“Actually no, though it was a close thing.” As if on cue, the video switched to showing a panoramic aerial view of the destruction. “They recorded this before they had to return to base. We’ve established that the burst height was a little over eight hundred feet. Portal diameter is about fifty feet, and the damn thing hasn’t shown any sign of closing yet.”
Threads. That was it. An old BBC documentary, about Sheffield’s destruction during a nuclear war. Gordon pushed the trivia out of his mind, but not before thinking well, at least things aren’t that bad.
"We're guessing at the moment, but I'd be surprised if we take less than ten thousand fatalities. Still, it could've been much worse. That figure would be tripled if the attack had come at noon instead of midnight."
And that was our safest Labour seat the Prime Minister thought grimly.
“What’s our response so far?”
“We’ve got fighters up Sir. Tornados patrolling and some Hawks. They’re trainers but they’ve always had a war-emergency point defense role. They’re carrying a gun pod we’ve had in storage ever since the Phantoms were phased out.”
“Tornados? Hawks? What happened to the Typhoons? For all the money those things cost us….”
“They’re out in Iraq Sir. Anyway, the Home Guard is being mobilized and we’re moving in. With that portal still open, we’ll have to be damned careful. The explosion did one hell of a lot of damage and if there’s another, we could lose all our first responders. Casualties? Quite apart from the numbers issue, we’ve got the lot. Severe burns, blunt force trauma, gas poisoning, you name it. The baldricks didn’t hit us with a nuke but they might as well have done. First priority is to get the scene cordoned off…”
He was interrupted by the telephone ringing. One of the aides picked it up and spoke for a few seconds. “Sir, I have Dublin on the line. They’ve picked up the news, probably intercept of the transmissions we’ve been watching. The Dublin Fire Brigade is already on its way. A ferry is being held for them.”
“Word’s out then. Didn’t take long did it. Have we any more data to give out.”
“No Sir. We’ll be getting download from a Keyhole fairly shortly but that’s all we can expect. All our good stuff is out in Iraq or on its way there. We can get a Nimrod down but it’ll take time.”

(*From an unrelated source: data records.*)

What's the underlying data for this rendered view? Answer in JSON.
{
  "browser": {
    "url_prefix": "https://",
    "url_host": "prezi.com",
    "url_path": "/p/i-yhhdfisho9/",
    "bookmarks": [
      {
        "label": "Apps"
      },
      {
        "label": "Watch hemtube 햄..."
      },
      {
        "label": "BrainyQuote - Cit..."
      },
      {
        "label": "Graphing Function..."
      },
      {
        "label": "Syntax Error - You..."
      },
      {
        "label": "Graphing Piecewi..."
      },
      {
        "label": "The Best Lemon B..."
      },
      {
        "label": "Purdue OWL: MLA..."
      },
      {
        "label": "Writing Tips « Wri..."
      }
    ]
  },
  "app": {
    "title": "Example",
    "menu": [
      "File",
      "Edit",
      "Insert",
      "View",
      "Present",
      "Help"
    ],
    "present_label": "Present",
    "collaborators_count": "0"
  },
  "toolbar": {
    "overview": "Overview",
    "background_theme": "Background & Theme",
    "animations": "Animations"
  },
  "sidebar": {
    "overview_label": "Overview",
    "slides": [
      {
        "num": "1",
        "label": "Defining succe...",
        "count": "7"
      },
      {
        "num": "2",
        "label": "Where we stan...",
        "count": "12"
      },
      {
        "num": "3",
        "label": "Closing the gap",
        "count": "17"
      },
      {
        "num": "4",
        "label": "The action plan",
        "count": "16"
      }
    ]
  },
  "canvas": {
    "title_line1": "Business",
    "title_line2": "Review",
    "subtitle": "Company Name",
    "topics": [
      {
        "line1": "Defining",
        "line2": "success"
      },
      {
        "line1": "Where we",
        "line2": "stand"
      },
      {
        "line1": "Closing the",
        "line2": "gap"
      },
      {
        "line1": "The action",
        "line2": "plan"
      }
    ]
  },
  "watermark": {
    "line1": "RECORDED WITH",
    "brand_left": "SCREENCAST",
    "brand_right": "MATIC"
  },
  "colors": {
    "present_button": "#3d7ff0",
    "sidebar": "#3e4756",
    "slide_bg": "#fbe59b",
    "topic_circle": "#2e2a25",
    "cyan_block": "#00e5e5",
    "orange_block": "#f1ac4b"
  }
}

“I thought BAE Systems had killed off our Nimrod fleet?”
“Not all of them sir. Just the ones they ‘upgraded’. The old ones are still flyable.” The phone rang again. “Its Norway, Sir. They got the news about the attack but no more than that. They say, whatever they’ve got and we want we can have.”
“Nice of them. Still no theories on why Sheffield was the target? Ground zero was the university, were they doing anything important?”
“Nothing credible Prime Minister. I checked the university… their materials department did some engineering work on the new HEAD shells, but that’s all.”
Another cold war memory bobbed unbidden into Brown’s mind; a novel in which the Russians had destroyed Birmingham with a single ICBM, then tried to sue for terms. Bad end to a good book… he couldn’t remember the title. No matter, it was a plausible scenario here. The attack might be a carefully judged attempt by Satan to demonstrate his power before opening negotiations. But it was also plausible that Sheffield was just unlucky, and that more strikes would follow as fast as the demons could manage.
“We have to know why and more importantly if, when and where the next strike will be. What about that demon general the Americans captured? If he’s supposed to be on our side why didn’t he bother to warn us about this?”
“You’ll have to ask the Americans that Sir, he’s in their hands.”
“We’ll do just that. Mr. Cameron, if you could call the White House and the Kremlin please, I’ll want a video conference ASAP.” Brown was more inclined to assign the twit to making tea, but alas one had to accommodate political realities.
(Hats off to Starglider who did this bit (all the Belial/Lava attack parts are his).
Nations do not survive by setting examples for others
Nations survive by making examples of others